(Dataset rows describing interfaces)
_ _ _ _ _

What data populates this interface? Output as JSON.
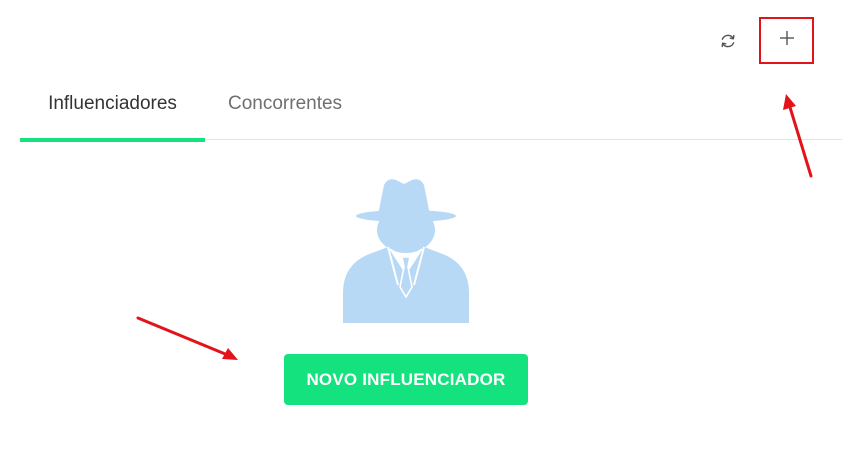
{
  "toolbar": {
    "refresh_icon": "refresh-icon",
    "add_icon": "plus-icon",
    "highlight_color": "#e3131b"
  },
  "tabs": [
    {
      "label": "Influenciadores",
      "active": true
    },
    {
      "label": "Concorrentes",
      "active": false
    }
  ],
  "empty_state": {
    "illustration_icon": "spy-agent-icon",
    "button_label": "NOVO INFLUENCIADOR"
  },
  "colors": {
    "accent": "#14e27f",
    "illustration": "#b7d9f6",
    "annotation_red": "#e3131b"
  }
}
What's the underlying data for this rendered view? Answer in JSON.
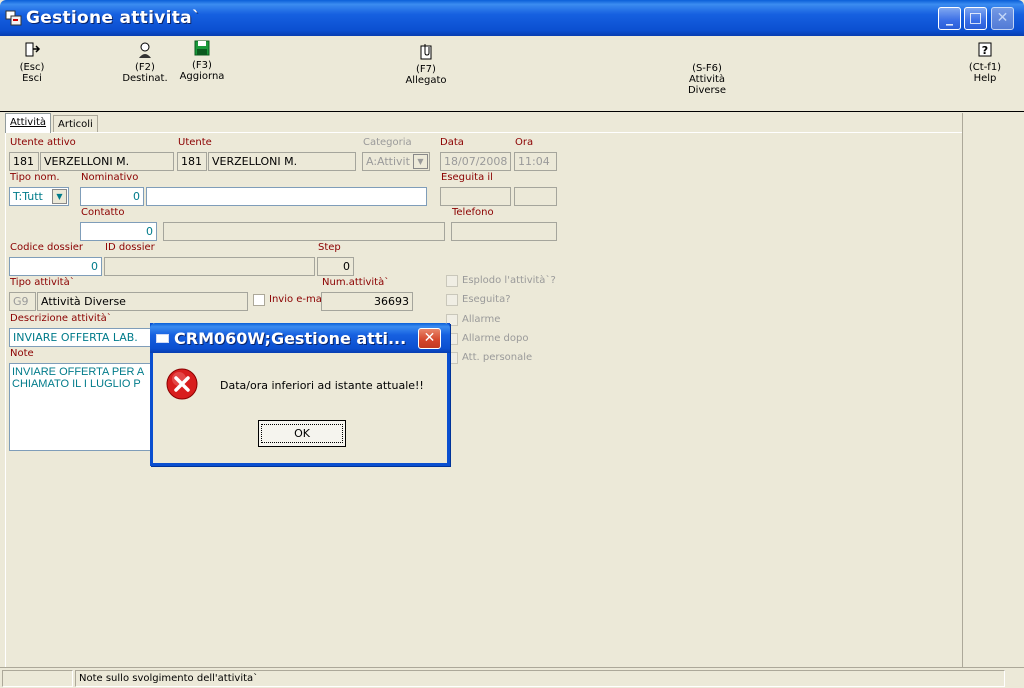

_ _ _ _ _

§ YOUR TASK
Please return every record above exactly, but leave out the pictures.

§ EXPECTED ANSWER
What data populates this interface? Output as JSON.
{
  "toolbar": {
    "refresh_icon": "refresh-icon",
    "add_icon": "plus-icon",
    "highlight_color": "#e3131b"
  },
  "tabs": [
    {
      "label": "Influenciadores",
      "active": true
    },
    {
      "label": "Concorrentes",
      "active": false
    }
  ],
  "empty_state": {
    "illustration_icon": "spy-agent-icon",
    "button_label": "NOVO INFLUENCIADOR"
  },
  "colors": {
    "accent": "#14e27f",
    "illustration": "#b7d9f6",
    "annotation_red": "#e3131b"
  }
}
What's the underlying data for this rendered view? Answer in JSON.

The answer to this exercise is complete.